^
Keep Houston Press Free
4

Steroids and Roger Clemens: The Legal Battle Continues...

Yes, it's been awhile since we've had any news out of the Roger Clemens steroid matter. But lost amidst all of the election stories and news this week was a Monday hearing in Houston regarding Rocket's defamation lawsuit that he filed against Brian McNamee, the former trainer who claims to have supplied and injected Clemens with steroids and HGH.

Federal Judge Keith Ellison wanted to hear more arguments from attorneys for both sides on the matters of whether Clemens' suit should be dismissed, and if not dismissed, whether the suit was filed in the proper jurisdiction.

The issue for dismissal comes from McNamee's attorneys claiming McNamee is immune from a defamation suit over these statements because they were made in the course of a federal investigation. McNamee's attorneys claim, rightly, that statements made as part of a federal investigation are protected from such suits. The issue, however, is whether McNamee's statements to George Mitchell as part of baseball's investigation into steroid usage are also protected.

I Support
  • Local
  • Community
  • Journalism
  • logo

Support the independent voice of Houston and help keep the future of Houston Press free.

Clemens' attorneys -- but not Rusty Hardin who was too busy to appear -- argue that statements to private individuals into private matters are not worthy of the governmental immunity. McNamee's attorneys countered -- with what I believe will ultimately be the winning argument -- that McNamee was compelled or ordered by the government to speak to Mitchell, and that if he did not, the agreement he made with the feds for immunity from prosecution would be withdrawn: "McNamee cooperated with Mitchell because that was deemed part of the agreement with the U.S. Attorney's office," McNamee's attorneys said.

But I'll be honest here. I don't think there's any way Clemens can win this suit, anyway. He's got to be able to prove that McNamee was lying. And he doesn't have that proof -- if he did that have that proof, we would have seen it already. And even if he could prove that, Clemens has to prove -- since he's a public figure -- that McNamee acted with malice.

And frankly, from the way the Feds were leaning on McNamee, I don't think it's possible to prove malice. But I've been wrong before, and I could be wrong again. – John Royal

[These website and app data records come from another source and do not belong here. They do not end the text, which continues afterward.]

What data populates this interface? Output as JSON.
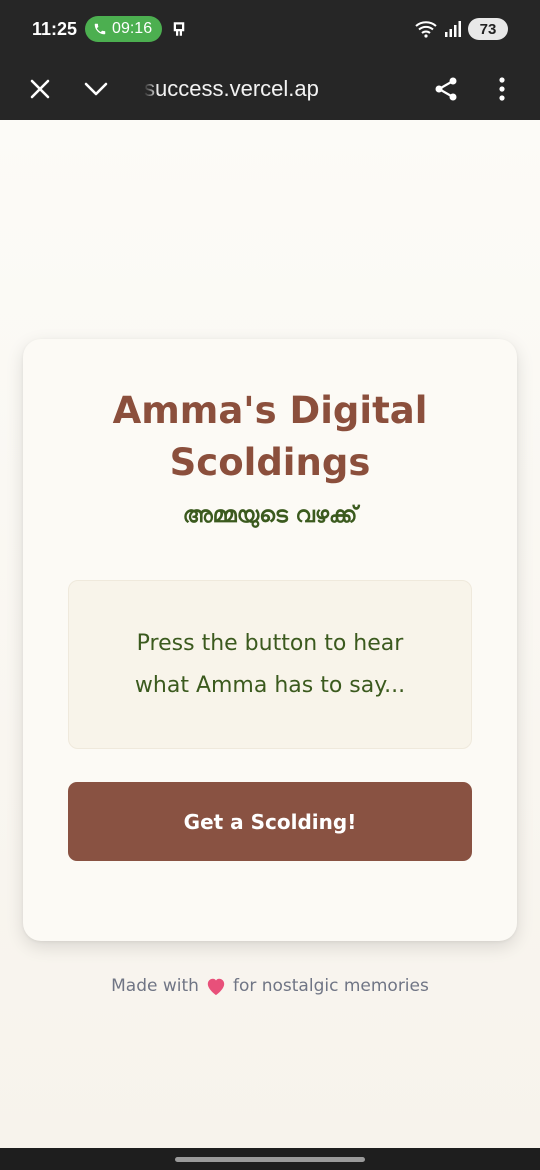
{
  "status_bar": {
    "time": "11:25",
    "call_timer": "09:16",
    "battery": "73"
  },
  "browser": {
    "url": "success.vercel.ap"
  },
  "card": {
    "title": "Amma's Digital Scoldings",
    "subtitle": "അമ്മയുടെ വഴക്ക്",
    "message": "Press the button to hear what Amma has to say...",
    "button_label": "Get a Scolding!"
  },
  "footer": {
    "prefix": "Made with",
    "suffix": "for nostalgic memories"
  },
  "colors": {
    "title": "#8b4f3c",
    "accent_green": "#3b5a1e",
    "button": "#895242",
    "background": "#fbf8f2"
  }
}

Keep the Houston Press Free... Since we started the Houston Press, it has been defined as the free, independent voice of Houston, and we would like to keep it that way. Offering our readers free access to incisive coverage of local news, food and culture. Producing stories on everything from political scandals to the hottest new bands, with gutsy reporting, stylish writing, and staffers who've won everything from the Society of Professional Journalists' Sigma Delta Chi feature-writing award to the Casey Medal for Meritorious Journalism. But with local journalism's existence under siege and advertising revenue setbacks having a larger impact, it is important now more than ever for us to rally support behind funding our local journalism. You can help by participating in our "I Support" membership program, allowing us to keep covering Houston with no paywalls.

We use cookies to collect and analyze information on site performance and usage, and to enhance and customize content and advertisements. By clicking 'X' or continuing to use the site, you agree to allow cookies to be placed. To find out more, visit our cookies policy and our privacy policy.

 

Join the Press community and help support independent local journalism in Houston.

 

Join the Press community and help support independent local journalism in Houston.